- _What to produce_: Look through the listing below and give the number of lines that hold "header". Say nothing more.

[Start of Attachment]

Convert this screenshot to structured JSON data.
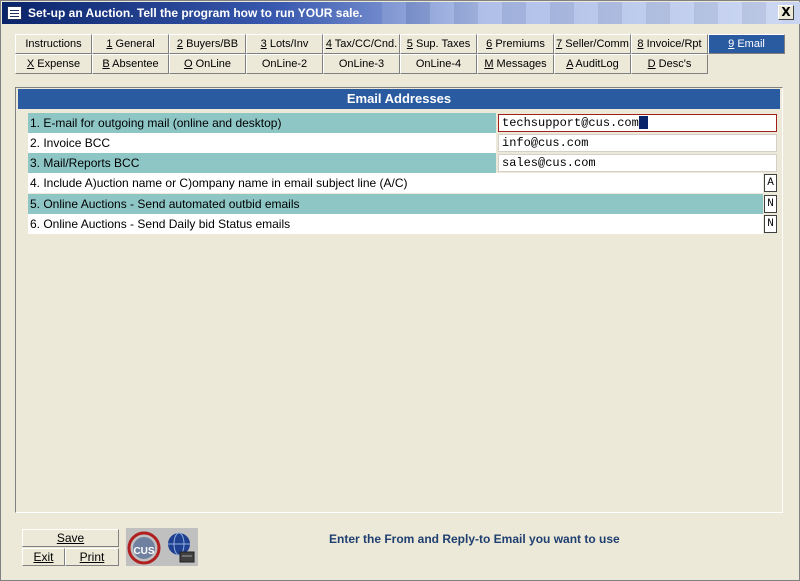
{
  "window": {
    "title": "Set-up an Auction.  Tell the program how to run YOUR sale.",
    "close_label": "X"
  },
  "tabs_row1": [
    {
      "key": "",
      "label": "Instructions",
      "active": false
    },
    {
      "key": "1",
      "label": " General",
      "active": false
    },
    {
      "key": "2",
      "label": " Buyers/BB",
      "active": false
    },
    {
      "key": "3",
      "label": " Lots/Inv",
      "active": false
    },
    {
      "key": "4",
      "label": " Tax/CC/Cnd.",
      "active": false
    },
    {
      "key": "5",
      "label": " Sup. Taxes",
      "active": false
    },
    {
      "key": "6",
      "label": " Premiums",
      "active": false
    },
    {
      "key": "7",
      "label": " Seller/Comm",
      "active": false
    },
    {
      "key": "8",
      "label": " Invoice/Rpt",
      "active": false
    },
    {
      "key": "9",
      "label": " Email",
      "active": true
    }
  ],
  "tabs_row2": [
    {
      "key": "X",
      "label": " Expense"
    },
    {
      "key": "B",
      "label": " Absentee"
    },
    {
      "key": "O",
      "label": " OnLine"
    },
    {
      "key": "",
      "label": "OnLine-2"
    },
    {
      "key": "",
      "label": "OnLine-3"
    },
    {
      "key": "",
      "label": "OnLine-4"
    },
    {
      "key": "M",
      "label": " Messages"
    },
    {
      "key": "A",
      "label": " AuditLog"
    },
    {
      "key": "D",
      "label": " Desc's"
    }
  ],
  "panel": {
    "header": "Email Addresses",
    "rows": [
      {
        "label": "1. E-mail for outgoing mail (online and desktop)",
        "value": "techsupport@cus.com"
      },
      {
        "label": "2. Invoice BCC",
        "value": "info@cus.com"
      },
      {
        "label": "3. Mail/Reports BCC",
        "value": "sales@cus.com"
      },
      {
        "label": "4. Include A)uction name or C)ompany name in email subject line (A/C)",
        "value": "A"
      },
      {
        "label": "5. Online Auctions - Send automated outbid emails",
        "value": "N"
      },
      {
        "label": "6. Online Auctions - Send Daily bid Status emails",
        "value": "N"
      }
    ]
  },
  "buttons": {
    "save": "Save",
    "exit": "Exit",
    "print": "Print"
  },
  "logo_text": "CUS",
  "status_message": "Enter the From and Reply-to Email you want to use",
  "colors": {
    "active_tab": "#2a5aa0",
    "header": "#2a5aa0",
    "teal_row": "#8ec6c6",
    "background": "#ece9d8"
  }
}
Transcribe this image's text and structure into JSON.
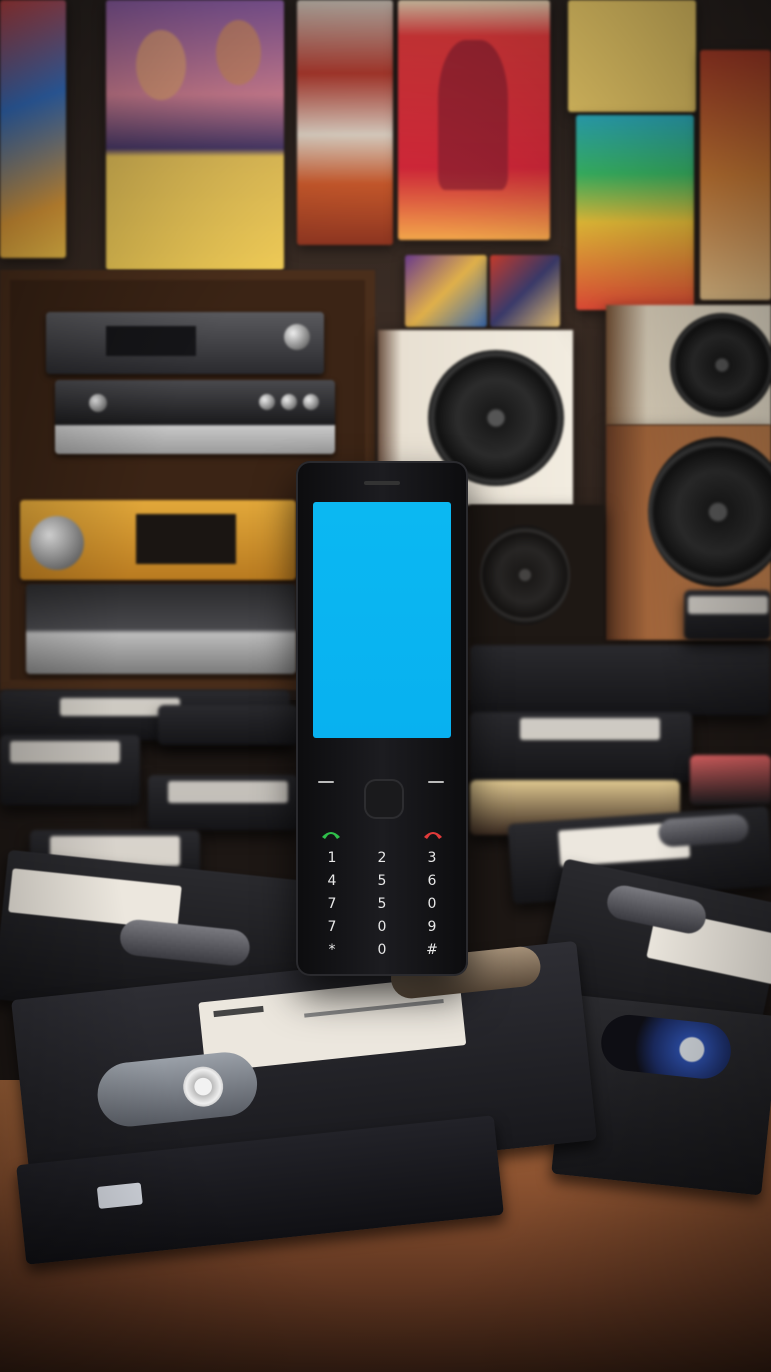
{
  "scene": {
    "description_colors": {
      "phone_screen": "#0ab5f1",
      "phone_body": "#151518",
      "table": "#8b5230",
      "wall": "#2a2320"
    }
  },
  "phone": {
    "keys": [
      [
        "1",
        "2",
        "3"
      ],
      [
        "4",
        "5",
        "6"
      ],
      [
        "7",
        "5",
        "0"
      ],
      [
        "7",
        "0",
        "9"
      ],
      [
        "*",
        "0",
        "#"
      ]
    ],
    "call_icon": "call-green-icon",
    "end_icon": "end-call-red-icon"
  }
}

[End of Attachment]

- _Answer section_: 2